**STORED DATA**
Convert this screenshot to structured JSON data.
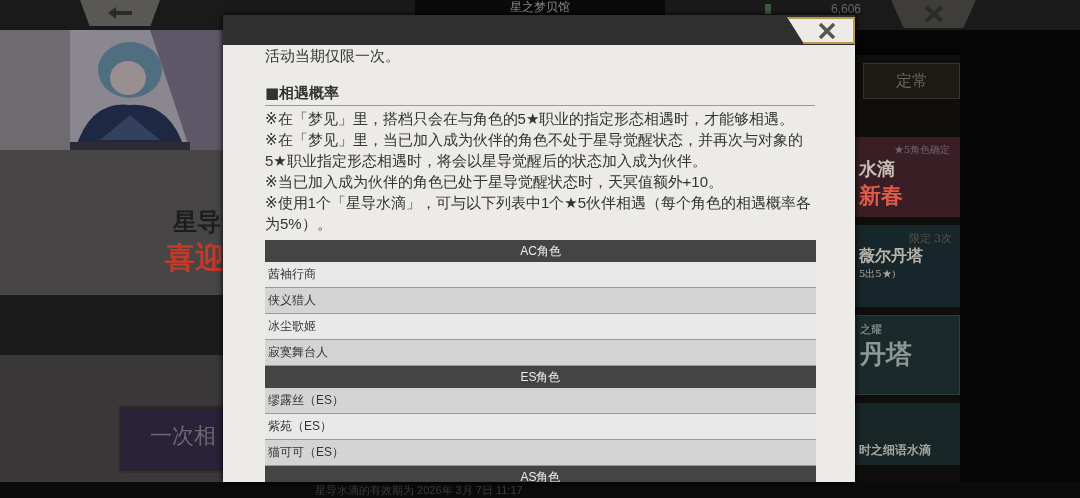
{
  "top_bar": {
    "title": "星之梦贝馆",
    "currency": "6,606"
  },
  "banner": {
    "title_line1": "星导",
    "title_line2": "喜迎"
  },
  "draw_button": {
    "label": "一次相"
  },
  "side_tab": {
    "label": "定常"
  },
  "side_cards": [
    {
      "kind": "featured",
      "lines": [
        "★5角色确定",
        "水滴",
        "新春"
      ]
    },
    {
      "kind": "limited",
      "lines": [
        "限定 3次",
        "薇尔丹塔",
        "5出5★)"
      ]
    },
    {
      "kind": "plain",
      "lines": [
        "之耀",
        "丹塔"
      ]
    },
    {
      "kind": "small",
      "lines": [
        "时之细语水滴"
      ]
    }
  ],
  "footer": "星导水滴的有效期为 2026年 3月 7日 11:17",
  "dialog": {
    "intro": "活动当期仅限一次。",
    "section_title": "■相遇概率",
    "notes": [
      "※在「梦见」里，搭档只会在与角色的5★职业的指定形态相遇时，才能够相遇。",
      "※在「梦见」里，当已加入成为伙伴的角色不处于星导觉醒状态，并再次与对象的5★职业指定形态相遇时，将会以星导觉醒后的状态加入成为伙伴。",
      "※当已加入成为伙伴的角色已处于星导觉醒状态时，天冥值额外+10。",
      "※使用1个「星导水滴」，可与以下列表中1个★5伙伴相遇（每个角色的相遇概率各为5%）。"
    ],
    "table": [
      {
        "header": "AC角色",
        "rows": [
          {
            "name": "茜袖行商",
            "shaded": false
          },
          {
            "name": "侠义猎人",
            "shaded": true
          },
          {
            "name": "冰尘歌姬",
            "shaded": false
          },
          {
            "name": "寂寞舞台人",
            "shaded": true
          }
        ]
      },
      {
        "header": "ES角色",
        "rows": [
          {
            "name": "缪露丝（ES）",
            "shaded": true
          },
          {
            "name": "紫苑（ES）",
            "shaded": false
          },
          {
            "name": "猫可可（ES）",
            "shaded": true
          }
        ]
      },
      {
        "header": "AS角色"
      }
    ]
  }
}
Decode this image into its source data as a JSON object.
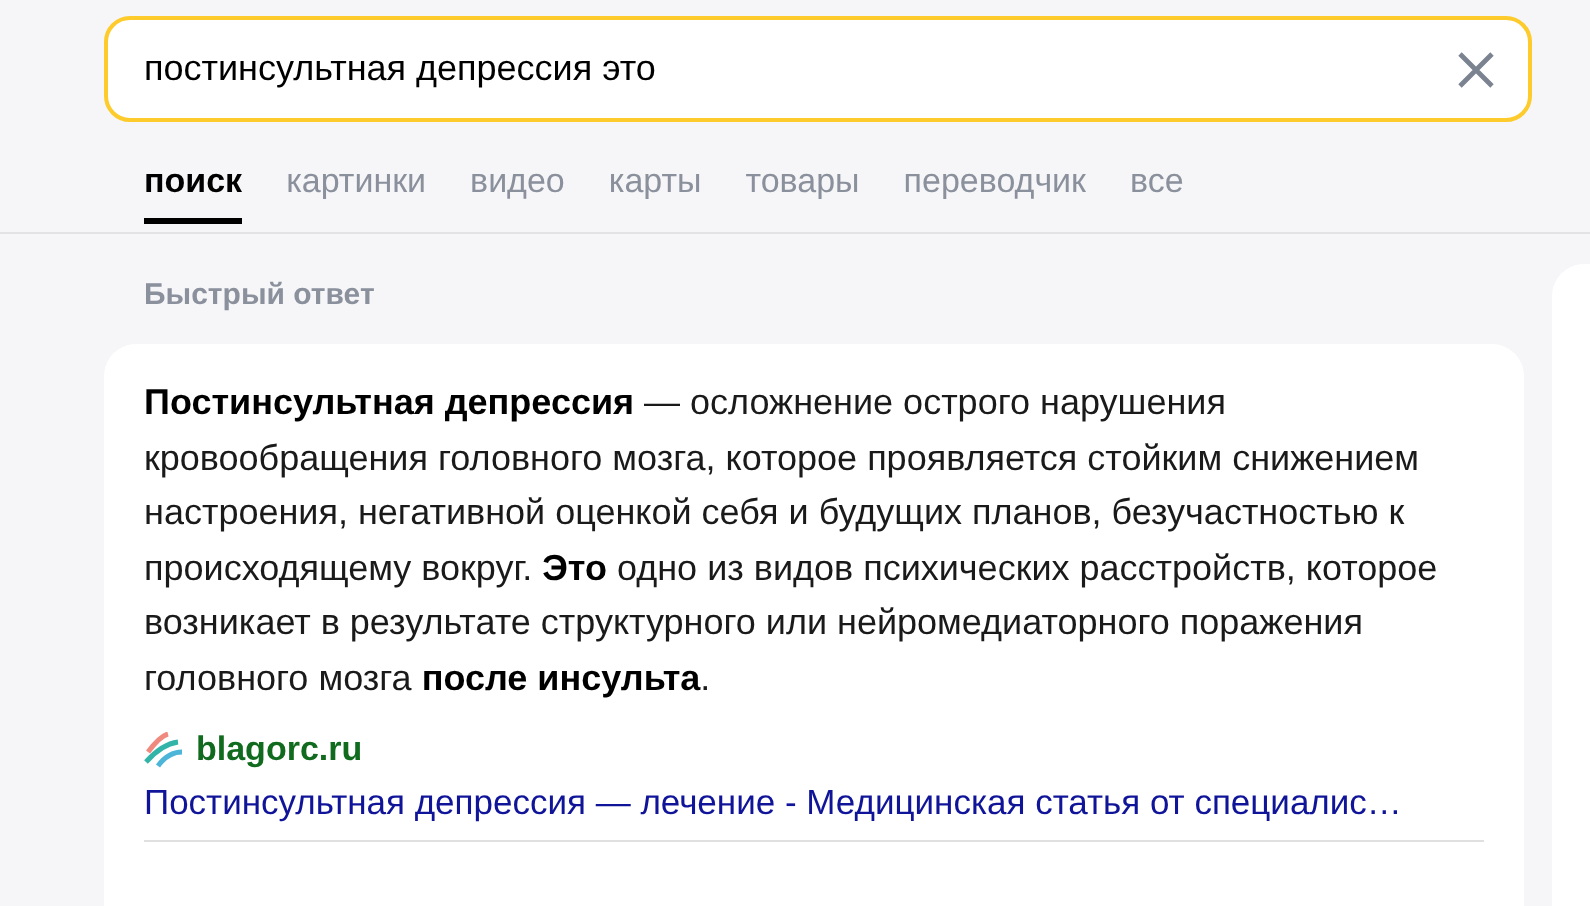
{
  "search": {
    "value": "постинсультная депрессия это"
  },
  "tabs": [
    {
      "label": "поиск",
      "selected": true
    },
    {
      "label": "картинки",
      "selected": false
    },
    {
      "label": "видео",
      "selected": false
    },
    {
      "label": "карты",
      "selected": false
    },
    {
      "label": "товары",
      "selected": false
    },
    {
      "label": "переводчик",
      "selected": false
    },
    {
      "label": "все",
      "selected": false
    }
  ],
  "quick_answer": {
    "heading": "Быстрый ответ",
    "text": "**Постинсультная депрессия** — осложнение острого нарушения кровообращения головного мозга, которое проявляется стойким снижением настроения, негативной оценкой себя и будущих планов, безучастностью к происходящему вокруг. **Это** одно из видов психических расстройств, которое возникает в результате структурного или нейромедиаторного поражения головного мозга **после инсульта**.",
    "source": "blagorc.ru",
    "link": "Постинсультная депрессия — лечение - Медицинская статья от специалис…"
  }
}
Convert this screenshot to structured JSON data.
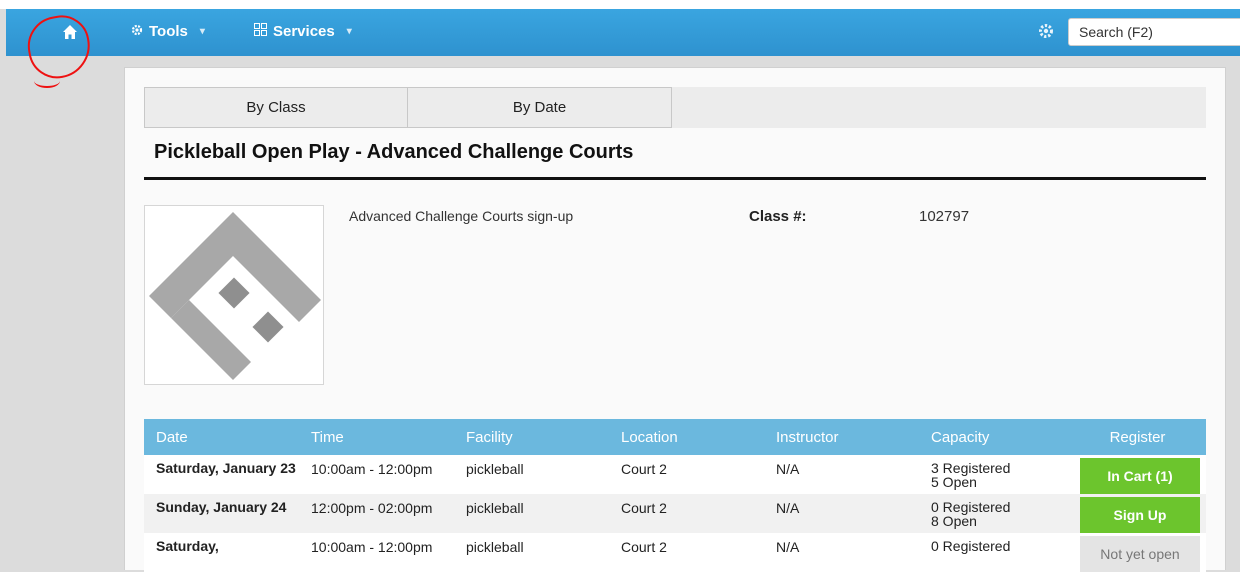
{
  "nav": {
    "tools_label": "Tools",
    "services_label": "Services",
    "search_placeholder": "Search (F2)"
  },
  "tabs": [
    {
      "label": "By Class"
    },
    {
      "label": "By Date"
    }
  ],
  "class_title": "Pickleball Open Play - Advanced Challenge Courts",
  "class_description": "Advanced Challenge Courts sign-up",
  "class_number_label": "Class #:",
  "class_number": "102797",
  "colors": {
    "navbar": "#2e92cf",
    "table_header": "#6bb8de",
    "button_green": "#6cc52d",
    "annotation_red": "#e11111"
  },
  "table": {
    "headers": [
      "Date",
      "Time",
      "Facility",
      "Location",
      "Instructor",
      "Capacity",
      "Register"
    ],
    "rows": [
      {
        "date": "Saturday, January 23",
        "time": "10:00am - 12:00pm",
        "facility": "pickleball",
        "location": "Court 2",
        "instructor": "N/A",
        "registered": "3 Registered",
        "open": "5 Open",
        "button": "In Cart (1)"
      },
      {
        "date": "Sunday, January 24",
        "time": "12:00pm - 02:00pm",
        "facility": "pickleball",
        "location": "Court 2",
        "instructor": "N/A",
        "registered": "0 Registered",
        "open": "8 Open",
        "button": "Sign Up"
      },
      {
        "date": "Saturday,",
        "time": "10:00am - 12:00pm",
        "facility": "pickleball",
        "location": "Court 2",
        "instructor": "N/A",
        "registered": "0 Registered",
        "open": "",
        "button": "Not yet open"
      }
    ]
  }
}
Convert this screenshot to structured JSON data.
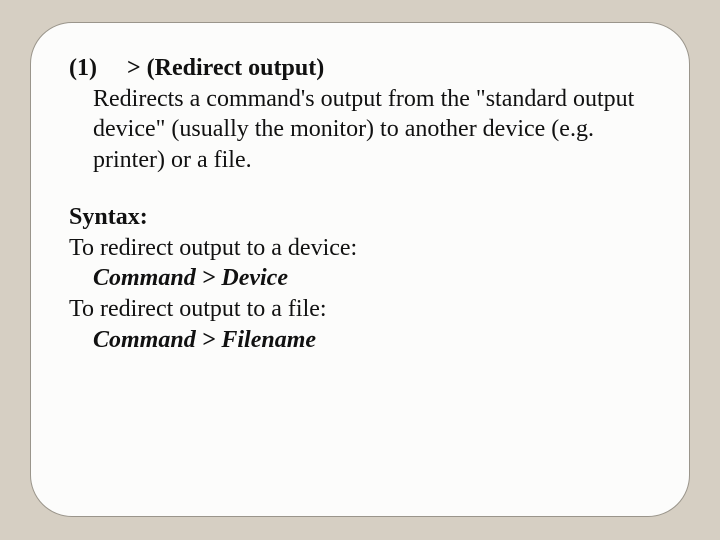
{
  "header": {
    "index": "(1)",
    "gap": "    ",
    "title": "> (Redirect output)"
  },
  "description": "Redirects a command's output from the \"standard output device\" (usually the monitor) to another device (e.g. printer) or a file.",
  "syntax": {
    "label": "Syntax:",
    "toDevice": {
      "text": "To redirect output to a device:",
      "command": "Command > Device"
    },
    "toFile": {
      "text": "To redirect output to a file:",
      "command": "Command > Filename"
    }
  }
}
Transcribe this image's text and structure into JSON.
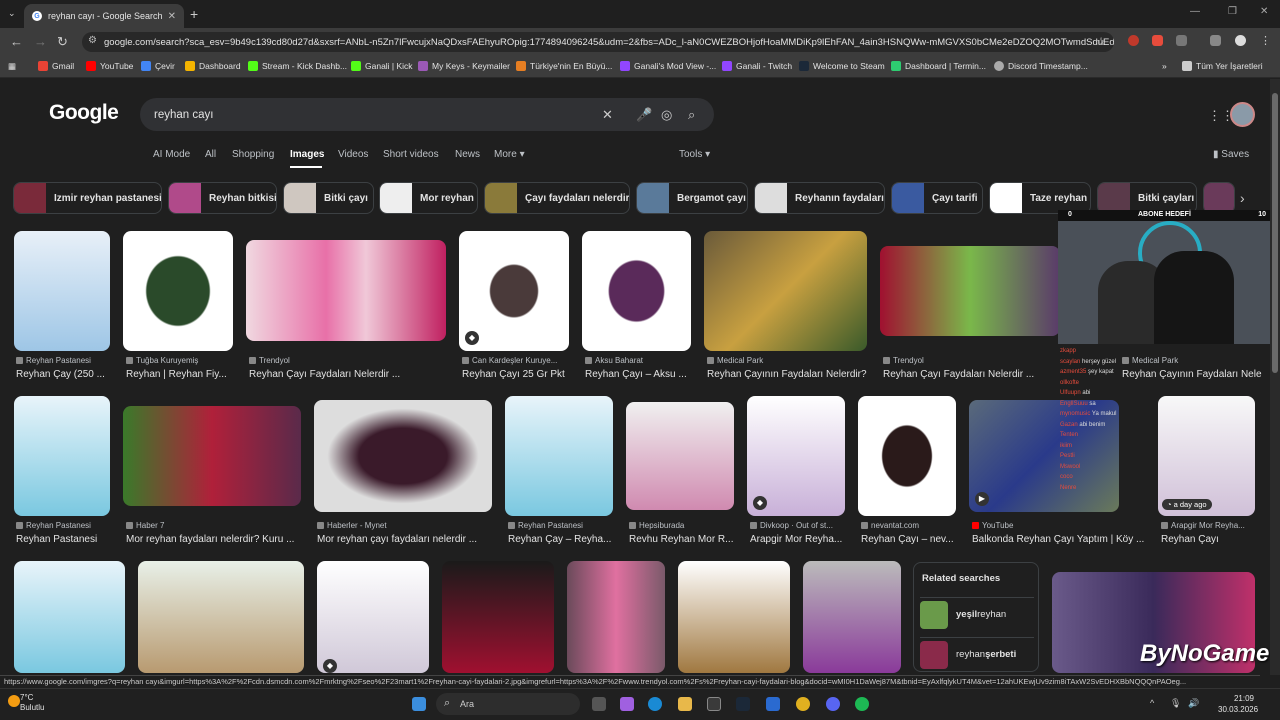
{
  "browser": {
    "tab_title": "reyhan cayı - Google Search",
    "url": "google.com/search?sca_esv=9b49c139cd80d27d&sxsrf=ANbL-n5Zn7lFwcujxNaQDxsFAEhyuROpig:1774894096245&udm=2&fbs=ADc_l-aN0CWEZBOHjofHoaMMDiKp9lEhFAN_4ain3HSNQWw-mMGVXS0bCMe2eDZOQ2MOTwmdSduEdP...",
    "bookmarks": [
      "Gmail",
      "YouTube",
      "Çevir",
      "Dashboard",
      "Stream - Kick Dashb...",
      "Ganali | Kick",
      "My Keys - Keymailer",
      "Türkiye'nin En Büyü...",
      "Ganali's Mod View -...",
      "Ganali - Twitch",
      "Welcome to Steam",
      "Dashboard | Termin...",
      "Discord Timestamp..."
    ],
    "all_bookmarks": "Tüm Yer İşaretleri"
  },
  "google": {
    "logo": "Google",
    "query": "reyhan cayı",
    "tabs": [
      "AI Mode",
      "All",
      "Shopping",
      "Images",
      "Videos",
      "Short videos",
      "News",
      "More"
    ],
    "active_tab": "Images",
    "tools": "Tools",
    "saves": "Saves",
    "chips": [
      "Izmir reyhan pastanesi",
      "Reyhan bitkisi",
      "Bitki çayı",
      "Mor reyhan",
      "Çayı faydaları nelerdir",
      "Bergamot çayı",
      "Reyhanın faydaları",
      "Çayı tarifi",
      "Taze reyhan",
      "Bitki çayları"
    ]
  },
  "results": {
    "row1": [
      {
        "source": "Reyhan Pastanesi",
        "caption": "Reyhan Çay (250 ..."
      },
      {
        "source": "Tuğba Kuruyemiş",
        "caption": "Reyhan | Reyhan Fiy..."
      },
      {
        "source": "Trendyol",
        "caption": "Reyhan Çayı Faydaları Nelerdir ..."
      },
      {
        "source": "Can Kardeşler Kuruye...",
        "caption": "Reyhan Çayı 25 Gr Pkt"
      },
      {
        "source": "Aksu Baharat",
        "caption": "Reyhan Çayı – Aksu ..."
      },
      {
        "source": "Medical Park",
        "caption": "Reyhan Çayının Faydaları Nelerdir?"
      },
      {
        "source": "Trendyol",
        "caption": "Reyhan Çayı Faydaları Nelerdir ..."
      },
      {
        "source": "Medical Park",
        "caption": "Reyhan Çayının Faydaları Nelerdir?"
      }
    ],
    "row2": [
      {
        "source": "Reyhan Pastanesi",
        "caption": "Reyhan Pastanesi"
      },
      {
        "source": "Haber 7",
        "caption": "Mor reyhan faydaları nelerdir? Kuru ..."
      },
      {
        "source": "Haberler - Mynet",
        "caption": "Mor reyhan çayı faydaları nelerdir ..."
      },
      {
        "source": "Reyhan Pastanesi",
        "caption": "Reyhan Çay – Reyha..."
      },
      {
        "source": "Hepsiburada",
        "caption": "Revhu Reyhan Mor R..."
      },
      {
        "source": "Divkoop · Out of st...",
        "caption": "Arapgir Mor Reyha..."
      },
      {
        "source": "nevantat.com",
        "caption": "Reyhan Çayı – nev..."
      },
      {
        "source": "YouTube",
        "caption": "Balkonda Reyhan Çayı Yaptım | Köy ..."
      },
      {
        "source": "Arapgir Mor Reyha...",
        "caption": "Reyhan Çayı"
      }
    ],
    "badge": "a day ago"
  },
  "related": {
    "title": "Related searches",
    "items": [
      {
        "bold": "yeşil",
        "rest": " reyhan"
      },
      {
        "bold": "",
        "rest": "reyhan ",
        "bold2": "şerbeti"
      }
    ]
  },
  "stream": {
    "goal_left": "0",
    "goal_title": "ABONE HEDEFİ",
    "goal_right": "10",
    "brand": "ByNoGame",
    "chat": [
      {
        "user": "zkapp",
        "msg": ""
      },
      {
        "user": "scaylan",
        "msg": "herşey güzel"
      },
      {
        "user": "azment35",
        "msg": "şey kapat"
      },
      {
        "user": "ollkofte",
        "msg": ""
      },
      {
        "user": "Ulfuupn",
        "msg": "abi"
      },
      {
        "user": "EnglISuuu",
        "msg": "sa"
      },
      {
        "user": "mynomusic",
        "msg": "Ya makul"
      },
      {
        "user": "Gazan",
        "msg": "abi benim"
      },
      {
        "user": "Tenten",
        "msg": ""
      },
      {
        "user": "ikiim",
        "msg": ""
      },
      {
        "user": "Pestli",
        "msg": ""
      },
      {
        "user": "Mswool",
        "msg": ""
      },
      {
        "user": "coco",
        "msg": ""
      },
      {
        "user": "Nenre",
        "msg": ""
      }
    ]
  },
  "status_url": "https://www.google.com/imgres?q=reyhan cayı&imgurl=https%3A%2F%2Fcdn.dsmcdn.com%2Fmrktng%2Fseo%2F23mart1%2Freyhan-cayi-faydalari-2.jpg&imgrefurl=https%3A%2F%2Fwww.trendyol.com%2Fs%2Freyhan-cayi-faydalari-blog&docid=wMI0H1DaWej87M&tbnid=EyAxlfqlykUT4M&vet=12ahUKEwjUv9zim8iTAxW2SvEDHXBbNQQQnPAOeg...",
  "taskbar": {
    "temp": "7°C",
    "weather": "Bulutlu",
    "search_placeholder": "Ara",
    "time": "21:09",
    "date": "30.03.2026"
  }
}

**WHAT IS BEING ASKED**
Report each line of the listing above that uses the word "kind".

**OUTPUT OF THE EXERCISE**
      "kind": "featured",
      "kind": "limited",
      "kind": "plain",
      "kind": "small",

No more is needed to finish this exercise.